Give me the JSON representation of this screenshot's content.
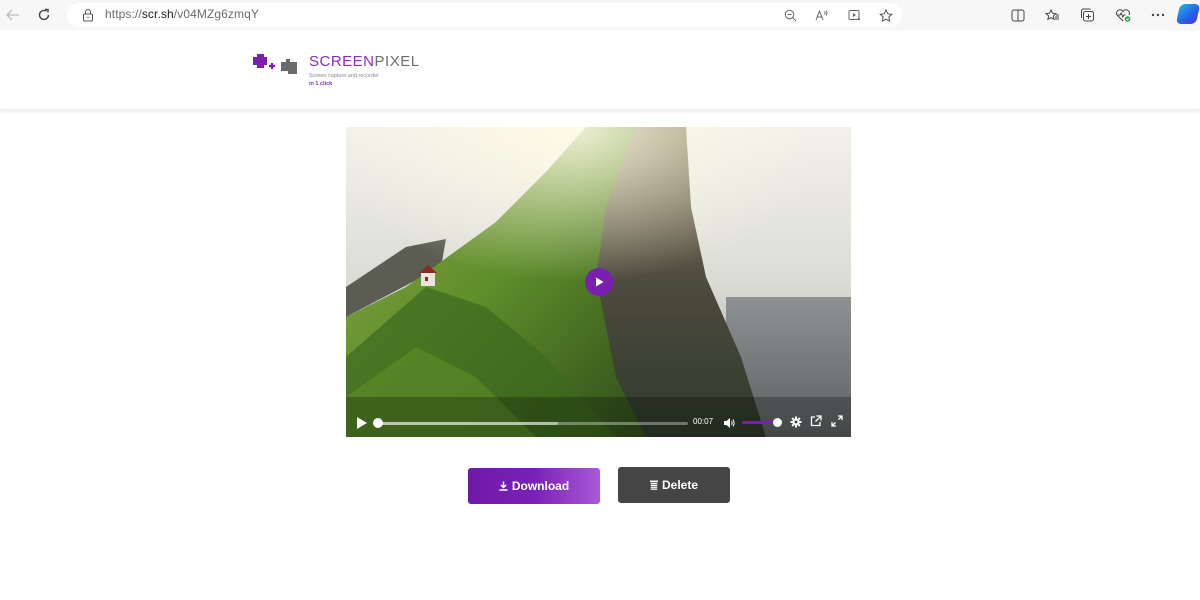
{
  "browser": {
    "url_prefix": "https://",
    "url_domain": "scr.sh",
    "url_path": "/v04MZg6zmqY",
    "icons": {
      "back": "arrow-left-icon",
      "reload": "reload-icon",
      "lock": "lock-icon",
      "address_bar": [
        "zoom-out-icon",
        "read-aloud-icon",
        "immersive-reader-icon",
        "favorite-star-icon"
      ],
      "toolbar": [
        "split-screen-icon",
        "favorites-icon",
        "collections-icon",
        "browser-essentials-icon",
        "more-icon",
        "copilot-icon"
      ]
    }
  },
  "header": {
    "logo_title_part1": "SCREEN",
    "logo_title_part2": "PIXEL",
    "logo_tagline": "Screen capture and recorder",
    "logo_tagline2": "in 1 click",
    "brand_color": "#8a2bc4"
  },
  "video": {
    "current_time": "00:07",
    "progress_fraction": 0.0,
    "buffered_fraction": 0.58,
    "volume_fraction": 1.0,
    "accent_color": "#7a1fb0",
    "icons": [
      "play-icon",
      "volume-icon",
      "settings-icon",
      "popout-icon",
      "fullscreen-icon"
    ]
  },
  "actions": {
    "download_label": "Download",
    "delete_label": "Delete",
    "download_color": "#7a21b6",
    "delete_color": "#454545"
  }
}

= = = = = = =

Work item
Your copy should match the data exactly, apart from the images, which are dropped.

Reply
Give me the JSON representation of this screenshot's content.
{
  "browser": {
    "url_prefix": "https://",
    "url_domain": "scr.sh",
    "url_path": "/v04MZg6zmqY",
    "icons": {
      "back": "arrow-left-icon",
      "reload": "reload-icon",
      "lock": "lock-icon",
      "address_bar": [
        "zoom-out-icon",
        "read-aloud-icon",
        "immersive-reader-icon",
        "favorite-star-icon"
      ],
      "toolbar": [
        "split-screen-icon",
        "favorites-icon",
        "collections-icon",
        "browser-essentials-icon",
        "more-icon",
        "copilot-icon"
      ]
    }
  },
  "header": {
    "logo_title_part1": "SCREEN",
    "logo_title_part2": "PIXEL",
    "logo_tagline": "Screen capture and recorder",
    "logo_tagline2": "in 1 click",
    "brand_color": "#8a2bc4"
  },
  "video": {
    "current_time": "00:07",
    "progress_fraction": 0.0,
    "buffered_fraction": 0.58,
    "volume_fraction": 1.0,
    "accent_color": "#7a1fb0",
    "icons": [
      "play-icon",
      "volume-icon",
      "settings-icon",
      "popout-icon",
      "fullscreen-icon"
    ]
  },
  "actions": {
    "download_label": "Download",
    "delete_label": "Delete",
    "download_color": "#7a21b6",
    "delete_color": "#454545"
  }
}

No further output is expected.